From Skyfall to Goldfinger, I love James Bond because he reminds me of my Dad

My father is no roguish international spy - but a man whose passion for the Bond books and films I've grown to share

Click to follow
The Independent Online

I did something unusual the other night. I went to the cinema. I hadn't been for a few years, not because I watch all my movies streamed at the speed of light online, nor because the overpriced snacks offend both my palate and my purse, yet end up assaulting both.

It's because I don't like watching films.

I know that this is a serious character flaw, something that makes me philistine and a cultural black hole. I know I'm missing a century's worth of comedy, tragedy, high drama and fine writing. I know it makes me sound like an idiot. I just hugely dislike watching most movies. I find dramatic tension, the thing that drives any film forward, unbearably stressful. Watching films with other people leaves me wriggling and longing for a book. Watching them on my own happens very, very occasionally. Then I have a good worry all the way through about what's going to happen (don't go up there! Don't sleep with him! Don't go back to your old criminal gang for one last job!) and then worry about it for days afterwards.
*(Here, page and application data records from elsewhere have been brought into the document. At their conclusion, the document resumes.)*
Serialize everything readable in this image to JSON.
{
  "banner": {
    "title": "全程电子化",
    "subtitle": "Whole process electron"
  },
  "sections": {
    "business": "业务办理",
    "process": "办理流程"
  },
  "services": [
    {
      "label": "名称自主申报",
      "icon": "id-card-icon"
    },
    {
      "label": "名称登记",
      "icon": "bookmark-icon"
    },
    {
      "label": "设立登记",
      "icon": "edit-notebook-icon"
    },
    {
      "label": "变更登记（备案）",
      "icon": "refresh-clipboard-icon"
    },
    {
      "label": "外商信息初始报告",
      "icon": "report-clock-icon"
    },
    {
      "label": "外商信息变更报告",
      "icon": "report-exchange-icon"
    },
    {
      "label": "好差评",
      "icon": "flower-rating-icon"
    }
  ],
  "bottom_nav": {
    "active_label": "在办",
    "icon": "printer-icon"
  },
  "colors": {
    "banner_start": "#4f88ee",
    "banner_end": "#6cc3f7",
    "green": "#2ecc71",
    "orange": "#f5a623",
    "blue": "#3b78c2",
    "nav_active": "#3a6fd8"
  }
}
But an early screening of Skyfall that I was lucky enough to get tickets for lured to break my self-imposed cinema ban. I don't do films but I do love Bond. It's partly because despite what peril he's in, we all know that he'll be all right in the end. His poor, if comely, companions have a 50/50 chance of making it to the closing credits alive, but James will prevail. No matter which era, and which actor, I can always find a Bond I want to watch.

I like the gadgets, the cars, the ludicrousness, the tunes... but mainly I love James Bond because he reminds me of my father. Not, I hasten to add (sorry Dad), because my father is an international spy who can make women disrobe at the raise of an eyebrow or because he looks good in a pair of trunks, but because he loved the Bond books, and films, as a boy, and I loved sharing both with him as I grew up.
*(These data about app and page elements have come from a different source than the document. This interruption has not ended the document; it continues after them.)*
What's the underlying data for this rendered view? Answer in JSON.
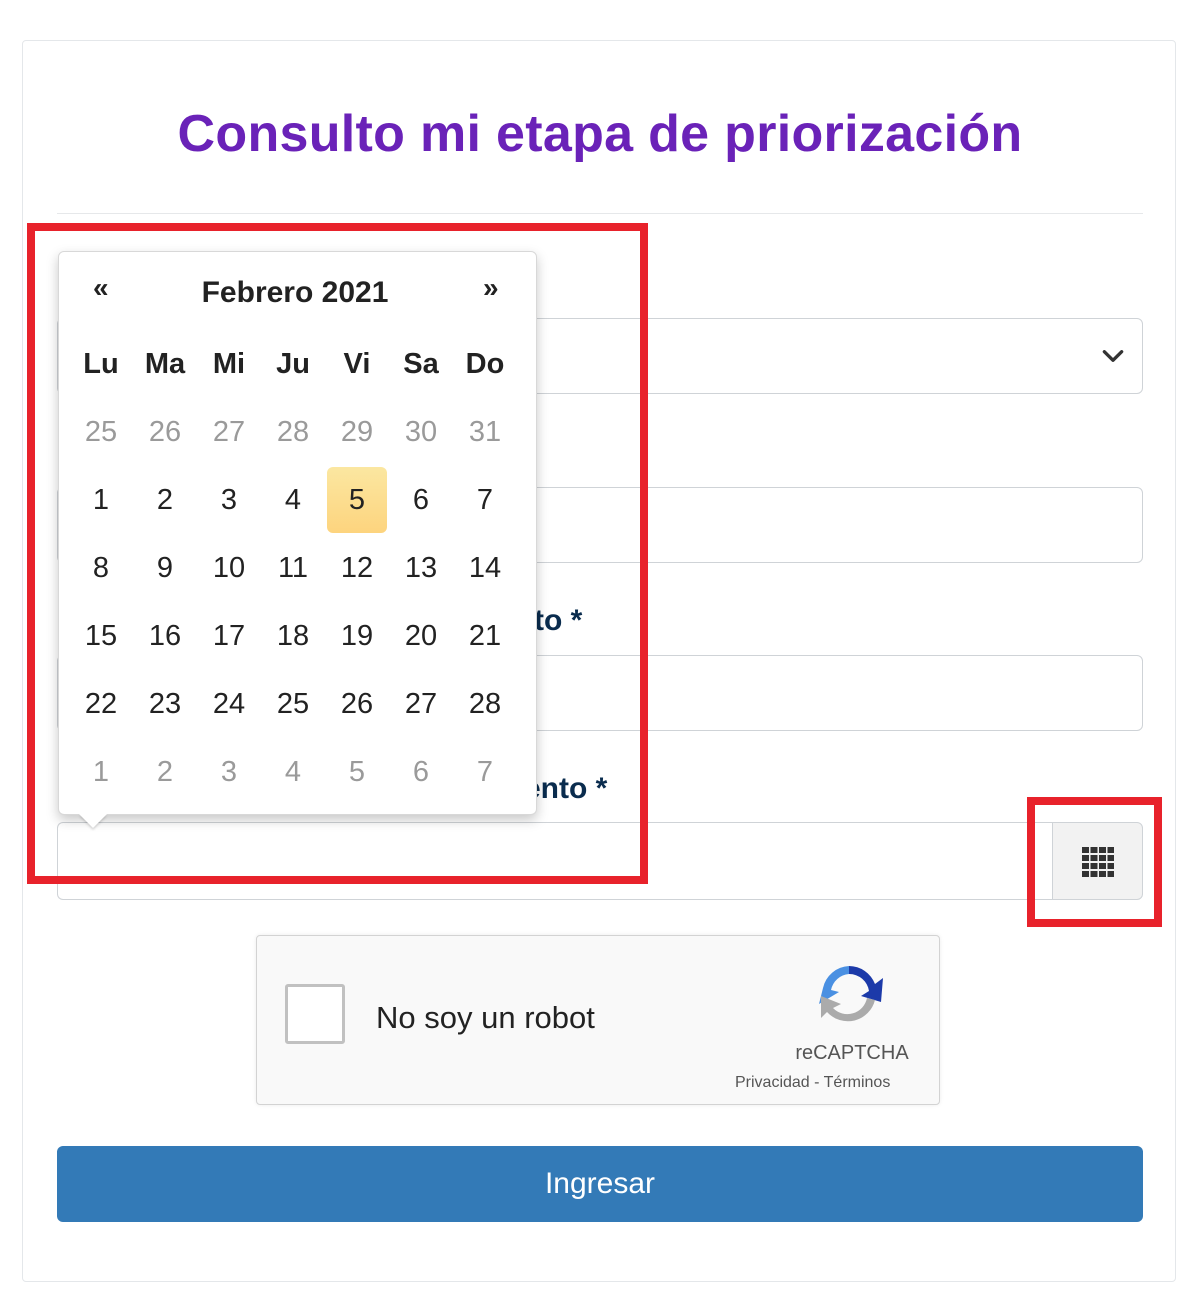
{
  "page_title": "Consulto mi etapa de priorización",
  "form": {
    "field3_label_partial": "to *",
    "field4_label_partial": "ento *",
    "submit_label": "Ingresar"
  },
  "datepicker": {
    "prev": "«",
    "next": "»",
    "month_year": "Febrero 2021",
    "weekdays": [
      "Lu",
      "Ma",
      "Mi",
      "Ju",
      "Vi",
      "Sa",
      "Do"
    ],
    "weeks": [
      [
        {
          "d": "25",
          "old": true
        },
        {
          "d": "26",
          "old": true
        },
        {
          "d": "27",
          "old": true
        },
        {
          "d": "28",
          "old": true
        },
        {
          "d": "29",
          "old": true
        },
        {
          "d": "30",
          "old": true
        },
        {
          "d": "31",
          "old": true
        }
      ],
      [
        {
          "d": "1"
        },
        {
          "d": "2"
        },
        {
          "d": "3"
        },
        {
          "d": "4"
        },
        {
          "d": "5",
          "today": true
        },
        {
          "d": "6"
        },
        {
          "d": "7"
        }
      ],
      [
        {
          "d": "8"
        },
        {
          "d": "9"
        },
        {
          "d": "10"
        },
        {
          "d": "11"
        },
        {
          "d": "12"
        },
        {
          "d": "13"
        },
        {
          "d": "14"
        }
      ],
      [
        {
          "d": "15"
        },
        {
          "d": "16"
        },
        {
          "d": "17"
        },
        {
          "d": "18"
        },
        {
          "d": "19"
        },
        {
          "d": "20"
        },
        {
          "d": "21"
        }
      ],
      [
        {
          "d": "22"
        },
        {
          "d": "23"
        },
        {
          "d": "24"
        },
        {
          "d": "25"
        },
        {
          "d": "26"
        },
        {
          "d": "27"
        },
        {
          "d": "28"
        }
      ],
      [
        {
          "d": "1",
          "old": true
        },
        {
          "d": "2",
          "old": true
        },
        {
          "d": "3",
          "old": true
        },
        {
          "d": "4",
          "old": true
        },
        {
          "d": "5",
          "old": true
        },
        {
          "d": "6",
          "old": true
        },
        {
          "d": "7",
          "old": true
        }
      ]
    ]
  },
  "recaptcha": {
    "label": "No soy un robot",
    "brand": "reCAPTCHA",
    "privacy": "Privacidad",
    "separator": " - ",
    "terms": "Términos"
  },
  "colors": {
    "title": "#6a22b8",
    "label": "#0a2c4e",
    "submit_bg": "#337ab7",
    "highlight": "#e8222b",
    "today_bg": "#fdd47e"
  },
  "icons": {
    "select_arrow": "chevron-down-icon",
    "calendar_button": "grid-icon",
    "recaptcha_logo": "recaptcha-logo-icon"
  }
}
Every new film makes me think of him coveting the stick-on bullet holes that came out at the same time as Goldfinger. It makes me think of the original paperbacks I collected to emulate the 13-year-old him.

So I might be back at the flicks sooner rather than later, with my father in tow, because while I'm no film fan, I'm fond of Bond and even more so of my dad.